New research from the Dublin Rape Crisis Centre shows the high level of acquittals in rape cases.
The research, carried out by Senator Ivana Bacik, of Trinity College Dublin's Law Department, with the support of the DPP's office and the Civil Legal Aid Board, examined 40 of the 59 rape cases tried in the Central Criminal Court between 2003 and 2009.
It showed that in over 47 percent of cases the accused was acquitted. Just under one third of cases were successfully convicted, with the remainder either awaiting trial or concluding nolle prosequi.
In 70 percent of the cases the judge allowed the defence to question the victim's previous sexual history - under what's known as a Section 3 application.
Ms Bacik said the research showed judges were inclined to allow this - often prejudicial -evidence be heard on the grounds of a woman's alleged promiscuity in many cases.
She has called for further research to see what impact these legal procedures are having on the outcomes of rape trials.
The Director of Public Prosecutions, James Hamilton, told RTÉ News the findings were interesting and demanded further study before any changes to the law would be considered.
The Dublin Rape Crisis Centre held today's conference to mark its 30th anniversary. The centre says while a lot has been done to support victims of rape, many still fear the criminal justice system.

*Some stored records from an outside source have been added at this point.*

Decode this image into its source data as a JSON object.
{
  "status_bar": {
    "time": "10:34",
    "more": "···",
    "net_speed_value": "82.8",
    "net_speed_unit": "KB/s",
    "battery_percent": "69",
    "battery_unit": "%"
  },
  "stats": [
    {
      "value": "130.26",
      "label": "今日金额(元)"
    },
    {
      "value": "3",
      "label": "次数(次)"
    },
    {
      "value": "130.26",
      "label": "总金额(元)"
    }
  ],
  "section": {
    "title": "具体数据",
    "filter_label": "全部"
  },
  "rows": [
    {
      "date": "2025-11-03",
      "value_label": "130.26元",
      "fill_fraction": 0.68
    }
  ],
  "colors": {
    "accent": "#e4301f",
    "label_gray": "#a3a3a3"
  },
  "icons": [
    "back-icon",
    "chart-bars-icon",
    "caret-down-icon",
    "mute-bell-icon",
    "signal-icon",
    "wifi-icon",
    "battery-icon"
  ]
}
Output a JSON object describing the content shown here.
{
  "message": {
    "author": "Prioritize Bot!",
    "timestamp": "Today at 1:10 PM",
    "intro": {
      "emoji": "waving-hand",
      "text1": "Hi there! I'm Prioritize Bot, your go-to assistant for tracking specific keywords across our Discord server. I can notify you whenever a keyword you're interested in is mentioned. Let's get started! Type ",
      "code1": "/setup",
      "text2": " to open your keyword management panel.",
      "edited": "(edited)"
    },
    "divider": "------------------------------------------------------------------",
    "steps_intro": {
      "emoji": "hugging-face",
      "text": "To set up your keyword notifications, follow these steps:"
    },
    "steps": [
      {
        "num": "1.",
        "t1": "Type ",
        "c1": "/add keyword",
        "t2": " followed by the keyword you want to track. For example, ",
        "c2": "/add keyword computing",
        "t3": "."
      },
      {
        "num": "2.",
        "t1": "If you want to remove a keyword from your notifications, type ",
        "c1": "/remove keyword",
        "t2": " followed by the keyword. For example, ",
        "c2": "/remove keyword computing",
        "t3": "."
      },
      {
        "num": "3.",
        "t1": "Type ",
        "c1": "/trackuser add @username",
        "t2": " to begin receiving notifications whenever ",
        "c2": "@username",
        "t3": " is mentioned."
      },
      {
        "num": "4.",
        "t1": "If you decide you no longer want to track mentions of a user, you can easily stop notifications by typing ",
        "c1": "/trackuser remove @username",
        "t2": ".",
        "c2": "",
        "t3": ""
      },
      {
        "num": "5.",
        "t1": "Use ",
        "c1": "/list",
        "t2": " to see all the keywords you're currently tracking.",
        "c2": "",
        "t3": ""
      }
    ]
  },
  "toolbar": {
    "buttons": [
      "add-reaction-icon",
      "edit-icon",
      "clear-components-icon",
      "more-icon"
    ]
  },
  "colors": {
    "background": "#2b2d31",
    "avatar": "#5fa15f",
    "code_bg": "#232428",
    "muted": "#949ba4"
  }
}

Criminologist Paul O'Mahony of TCD told the conference that fewer than one in forty cases of rape end up being appropriately punished.